Have you ever purchased something only to realize shortly after that what you purchased was nothing special? Have you ever made a purchase and then realized that what you invested in was no different then something you owned previously?
We’ve all been there.
Most recently for me it was the purchase of something called an “ogoSport Sports Disk” which is supposed to combine the sport of Frisbee and badminton. My wife and I thought it would be a great game for the boys to play but in reality the disks are too heavy to fly and the lack of a handle makes badminton near impossible.
Just another product with great marketing that is underwhelming customers. I’m sure you’ve had dozens of similar experiences with examples like “New Coke” or “Blu Ray” immediately coming to mind.
But what’s the true cost of introducing an underwhelming product or service into the marketplace?

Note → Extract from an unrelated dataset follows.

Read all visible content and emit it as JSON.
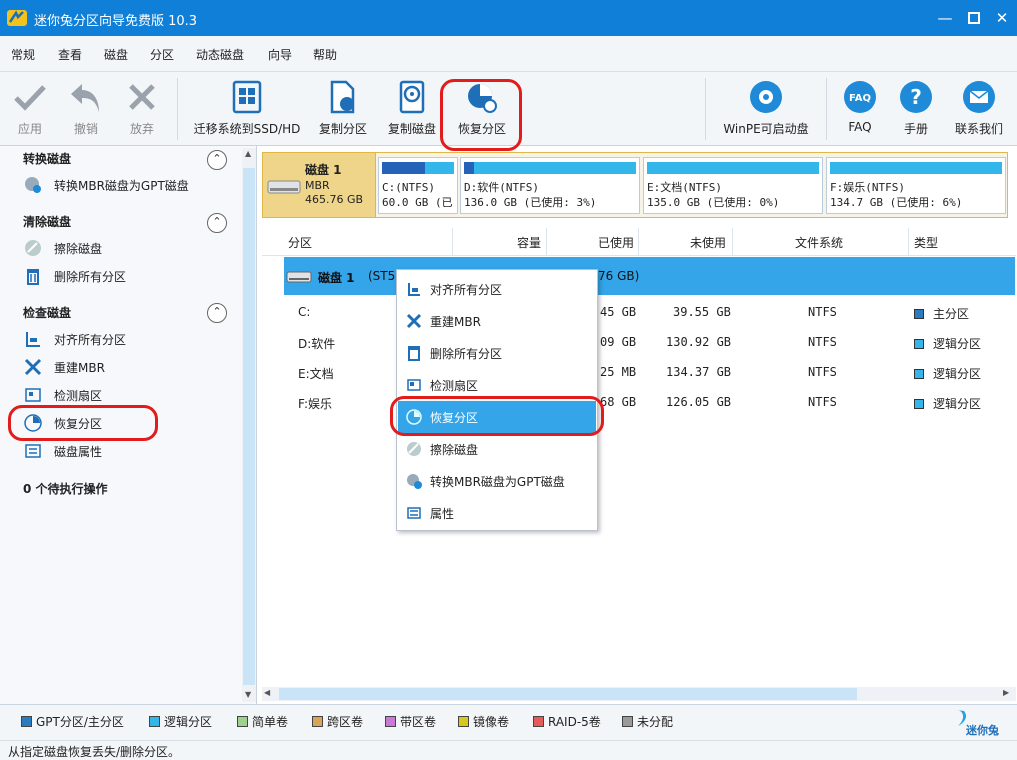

Obviously a loss of revenue will occur, but what about the soft costs like lack of trust, loyalty, reputation or brand?
I often ask my strategy clients this very question and I’m curious about your business. Are you producing or delivering products or services that are underwhelming customers?
Here are some questions for you to consider in order to assess the extent to which your products or services may be underwhelming customers and you didn’t even know it:
- Does our product or service deliver exactly what our marketing promises? Can we support this?
- Are our customers willing to provide testimonials of their experiences that align with our marketing promises?
- Is the demand of our products and services steadily increasing relative to our marketing investment?
- What kind of comments are being portrayed online relative to our products/services (i.e. social media)?
- Does our reputation with new prospective customers precede our presence?
The key message is this. Be absolutely sure that what you promise (aka your marketing) delivers the value customers expect. If it doesn’t the results can be catastrophic. As I often tell my clients, don’t be caught in the overwhelm of business decline simply because you underwhelmed your customers.
© Shawn Casemore 2015. All rights reserved.